## [YOUR OBJECTIVE]
Restate the records below exactly. Pictures are not part of the copy.
[Start of section]
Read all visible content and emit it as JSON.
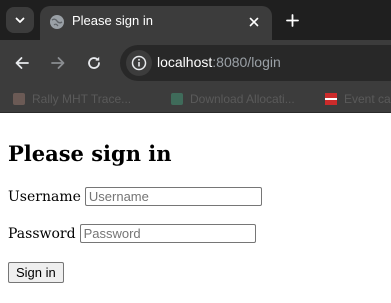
{
  "browser": {
    "tab": {
      "title": "Please sign in"
    },
    "address_bar": {
      "host": "localhost",
      "rest": ":8080/login"
    },
    "bookmarks": [
      {
        "label": "Rally MHT Trace..."
      },
      {
        "label": "Download Allocati..."
      },
      {
        "label": "Event ca..."
      }
    ],
    "colors": {
      "chrome_dark": "#1f1f1f",
      "toolbar": "#3c3c3c"
    }
  },
  "page": {
    "heading": "Please sign in",
    "form": {
      "username_label": "Username",
      "username_placeholder": "Username",
      "password_label": "Password",
      "password_placeholder": "Password",
      "submit_label": "Sign in"
    }
  }
}
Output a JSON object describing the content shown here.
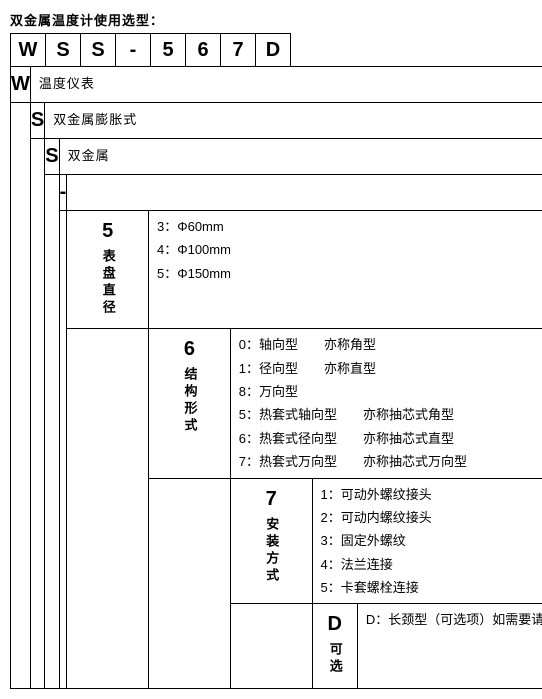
{
  "title": "双金属温度计使用选型：",
  "code": [
    "W",
    "S",
    "S",
    "-",
    "5",
    "6",
    "7",
    "D"
  ],
  "rows": {
    "w": {
      "head": "W",
      "label": "温度仪表"
    },
    "s1": {
      "head": "S",
      "label": "双金属膨胀式"
    },
    "s2": {
      "head": "S",
      "label": "双金属"
    },
    "dash": {
      "head": "-"
    },
    "dial": {
      "head": "5",
      "vlabel": "表盘直径",
      "items": [
        "3：Φ60mm",
        "4：Φ100mm",
        "5：Φ150mm"
      ]
    },
    "struct": {
      "head": "6",
      "vlabel": "结构形式",
      "items": [
        "0：轴向型　　亦称角型",
        "1：径向型　　亦称直型",
        "8：万向型",
        "5：热套式轴向型　　亦称抽芯式角型",
        "6：热套式径向型　　亦称抽芯式直型",
        "7：热套式万向型　　亦称抽芯式万向型"
      ]
    },
    "install": {
      "head": "7",
      "vlabel": "安装方式",
      "items": [
        "1：可动外螺纹接头",
        "2：可动内螺纹接头",
        "3：固定外螺纹",
        "4：法兰连接",
        "5：卡套螺栓连接"
      ]
    },
    "opt": {
      "head": "D",
      "vlabel": "可选",
      "text": "D：长颈型（可选项）如需要请告知长颈长度"
    }
  }
}
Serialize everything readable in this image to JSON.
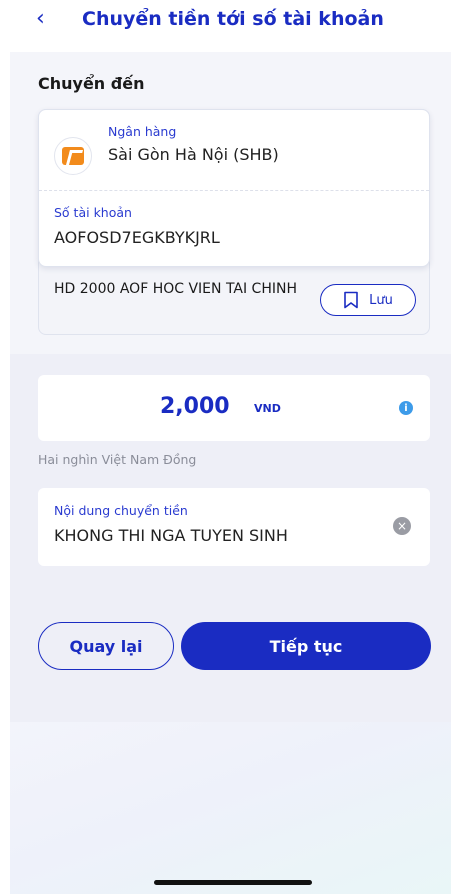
{
  "header": {
    "back_icon": "chevron-left-icon",
    "title": "Chuyển tiền tới số tài khoản"
  },
  "recipient": {
    "section_label": "Chuyển đến",
    "bank_label": "Ngân hàng",
    "bank_name": "Sài Gòn Hà Nội (SHB)",
    "account_label": "Số tài khoản",
    "account_number": "AOFOSD7EGKBYKJRL",
    "account_holder": "HD 2000 AOF HOC VIEN TAI CHINH",
    "save_label": "Lưu",
    "save_icon": "bookmark-icon"
  },
  "amount": {
    "value": "2,000",
    "currency": "VND",
    "info_icon": "i",
    "in_words": "Hai nghìn Việt Nam Đồng"
  },
  "transfer_content": {
    "label": "Nội dung chuyển tiền",
    "value": "KHONG THI NGA TUYEN SINH",
    "clear_icon": "×"
  },
  "actions": {
    "back_label": "Quay lại",
    "next_label": "Tiếp tục"
  },
  "colors": {
    "primary": "#1a2cc2",
    "info": "#3d9be9",
    "bank_logo": "#f28b1c"
  }
}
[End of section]
## [EXERCISE SOLUTION]
Read all visible content and emit it as JSON.
{
  "browser": {
    "tab": {
      "title": "Please sign in"
    },
    "address_bar": {
      "host": "localhost",
      "rest": ":8080/login"
    },
    "bookmarks": [
      {
        "label": "Rally MHT Trace..."
      },
      {
        "label": "Download Allocati..."
      },
      {
        "label": "Event ca..."
      }
    ],
    "colors": {
      "chrome_dark": "#1f1f1f",
      "toolbar": "#3c3c3c"
    }
  },
  "page": {
    "heading": "Please sign in",
    "form": {
      "username_label": "Username",
      "username_placeholder": "Username",
      "password_label": "Password",
      "password_placeholder": "Password",
      "submit_label": "Sign in"
    }
  }
}
Output a JSON object describing the content shown here.
{
  "title": "双金属温度计使用选型：",
  "code": [
    "W",
    "S",
    "S",
    "-",
    "5",
    "6",
    "7",
    "D"
  ],
  "rows": {
    "w": {
      "head": "W",
      "label": "温度仪表"
    },
    "s1": {
      "head": "S",
      "label": "双金属膨胀式"
    },
    "s2": {
      "head": "S",
      "label": "双金属"
    },
    "dash": {
      "head": "-"
    },
    "dial": {
      "head": "5",
      "vlabel": "表盘直径",
      "items": [
        "3：Φ60mm",
        "4：Φ100mm",
        "5：Φ150mm"
      ]
    },
    "struct": {
      "head": "6",
      "vlabel": "结构形式",
      "items": [
        "0：轴向型　　亦称角型",
        "1：径向型　　亦称直型",
        "8：万向型",
        "5：热套式轴向型　　亦称抽芯式角型",
        "6：热套式径向型　　亦称抽芯式直型",
        "7：热套式万向型　　亦称抽芯式万向型"
      ]
    },
    "install": {
      "head": "7",
      "vlabel": "安装方式",
      "items": [
        "1：可动外螺纹接头",
        "2：可动内螺纹接头",
        "3：固定外螺纹",
        "4：法兰连接",
        "5：卡套螺栓连接"
      ]
    },
    "opt": {
      "head": "D",
      "vlabel": "可选",
      "text": "D：长颈型（可选项）如需要请告知长颈长度"
    }
  }
}
Serialize everything readable in this image to JSON.
{
  "header": {
    "back_icon": "chevron-left-icon",
    "title": "Chuyển tiền tới số tài khoản"
  },
  "recipient": {
    "section_label": "Chuyển đến",
    "bank_label": "Ngân hàng",
    "bank_name": "Sài Gòn Hà Nội (SHB)",
    "account_label": "Số tài khoản",
    "account_number": "AOFOSD7EGKBYKJRL",
    "account_holder": "HD 2000 AOF HOC VIEN TAI CHINH",
    "save_label": "Lưu",
    "save_icon": "bookmark-icon"
  },
  "amount": {
    "value": "2,000",
    "currency": "VND",
    "info_icon": "i",
    "in_words": "Hai nghìn Việt Nam Đồng"
  },
  "transfer_content": {
    "label": "Nội dung chuyển tiền",
    "value": "KHONG THI NGA TUYEN SINH",
    "clear_icon": "×"
  },
  "actions": {
    "back_label": "Quay lại",
    "next_label": "Tiếp tục"
  },
  "colors": {
    "primary": "#1a2cc2",
    "info": "#3d9be9",
    "bank_logo": "#f28b1c"
  }
}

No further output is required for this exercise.